START Records for this exercise
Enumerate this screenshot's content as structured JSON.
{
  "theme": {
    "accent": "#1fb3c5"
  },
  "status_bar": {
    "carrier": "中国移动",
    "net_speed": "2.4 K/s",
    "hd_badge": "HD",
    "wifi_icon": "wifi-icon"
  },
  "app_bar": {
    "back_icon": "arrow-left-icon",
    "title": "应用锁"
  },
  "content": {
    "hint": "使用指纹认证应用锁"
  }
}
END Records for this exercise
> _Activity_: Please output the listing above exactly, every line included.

> _Solved exercise_:
Enumerate this screenshot's content as structured JSON.
{
  "theme": {
    "accent": "#1fb3c5"
  },
  "status_bar": {
    "carrier": "中国移动",
    "net_speed": "2.4 K/s",
    "hd_badge": "HD",
    "wifi_icon": "wifi-icon"
  },
  "app_bar": {
    "back_icon": "arrow-left-icon",
    "title": "应用锁"
  },
  "content": {
    "hint": "使用指纹认证应用锁"
  }
}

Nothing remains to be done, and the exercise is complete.